**Exercise details:** Return all entries below exactly. Skip nothing.

(Collected data)

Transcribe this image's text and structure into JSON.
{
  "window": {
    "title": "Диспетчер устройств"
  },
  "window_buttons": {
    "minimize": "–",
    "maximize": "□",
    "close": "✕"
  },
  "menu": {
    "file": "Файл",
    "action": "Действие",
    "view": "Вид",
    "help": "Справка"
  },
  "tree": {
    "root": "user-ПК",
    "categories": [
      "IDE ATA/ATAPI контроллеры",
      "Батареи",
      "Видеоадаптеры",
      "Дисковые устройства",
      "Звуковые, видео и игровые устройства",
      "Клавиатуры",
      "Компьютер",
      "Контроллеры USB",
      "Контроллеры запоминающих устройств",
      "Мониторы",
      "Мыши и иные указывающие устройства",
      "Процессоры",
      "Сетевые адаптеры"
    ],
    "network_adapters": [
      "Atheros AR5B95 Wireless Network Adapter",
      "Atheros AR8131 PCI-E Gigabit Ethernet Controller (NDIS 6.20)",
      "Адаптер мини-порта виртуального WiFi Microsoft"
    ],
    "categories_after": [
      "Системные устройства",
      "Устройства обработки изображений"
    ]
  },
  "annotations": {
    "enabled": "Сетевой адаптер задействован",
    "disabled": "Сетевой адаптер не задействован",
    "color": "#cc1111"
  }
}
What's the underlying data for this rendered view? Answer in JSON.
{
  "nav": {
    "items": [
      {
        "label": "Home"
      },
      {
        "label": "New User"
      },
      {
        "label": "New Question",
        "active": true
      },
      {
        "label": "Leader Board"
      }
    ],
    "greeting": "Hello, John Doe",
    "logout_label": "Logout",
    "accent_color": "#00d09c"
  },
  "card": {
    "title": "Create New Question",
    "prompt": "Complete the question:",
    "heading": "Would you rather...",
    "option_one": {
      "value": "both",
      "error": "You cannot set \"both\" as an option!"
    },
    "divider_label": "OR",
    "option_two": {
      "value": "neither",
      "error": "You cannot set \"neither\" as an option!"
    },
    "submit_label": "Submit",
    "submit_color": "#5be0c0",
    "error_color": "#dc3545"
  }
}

**Answer space:**
Transcribe this image's text and structure into JSON.
{
  "window": {
    "title": "Диспетчер устройств"
  },
  "window_buttons": {
    "minimize": "–",
    "maximize": "□",
    "close": "✕"
  },
  "menu": {
    "file": "Файл",
    "action": "Действие",
    "view": "Вид",
    "help": "Справка"
  },
  "tree": {
    "root": "user-ПК",
    "categories": [
      "IDE ATA/ATAPI контроллеры",
      "Батареи",
      "Видеоадаптеры",
      "Дисковые устройства",
      "Звуковые, видео и игровые устройства",
      "Клавиатуры",
      "Компьютер",
      "Контроллеры USB",
      "Контроллеры запоминающих устройств",
      "Мониторы",
      "Мыши и иные указывающие устройства",
      "Процессоры",
      "Сетевые адаптеры"
    ],
    "network_adapters": [
      "Atheros AR5B95 Wireless Network Adapter",
      "Atheros AR8131 PCI-E Gigabit Ethernet Controller (NDIS 6.20)",
      "Адаптер мини-порта виртуального WiFi Microsoft"
    ],
    "categories_after": [
      "Системные устройства",
      "Устройства обработки изображений"
    ]
  },
  "annotations": {
    "enabled": "Сетевой адаптер задействован",
    "disabled": "Сетевой адаптер не задействован",
    "color": "#cc1111"
  }
}
What's the underlying data for this rendered view? Answer in JSON.
{
  "nav": {
    "items": [
      {
        "label": "Home"
      },
      {
        "label": "New User"
      },
      {
        "label": "New Question",
        "active": true
      },
      {
        "label": "Leader Board"
      }
    ],
    "greeting": "Hello, John Doe",
    "logout_label": "Logout",
    "accent_color": "#00d09c"
  },
  "card": {
    "title": "Create New Question",
    "prompt": "Complete the question:",
    "heading": "Would you rather...",
    "option_one": {
      "value": "both",
      "error": "You cannot set \"both\" as an option!"
    },
    "divider_label": "OR",
    "option_two": {
      "value": "neither",
      "error": "You cannot set \"neither\" as an option!"
    },
    "submit_label": "Submit",
    "submit_color": "#5be0c0",
    "error_color": "#dc3545"
  }
}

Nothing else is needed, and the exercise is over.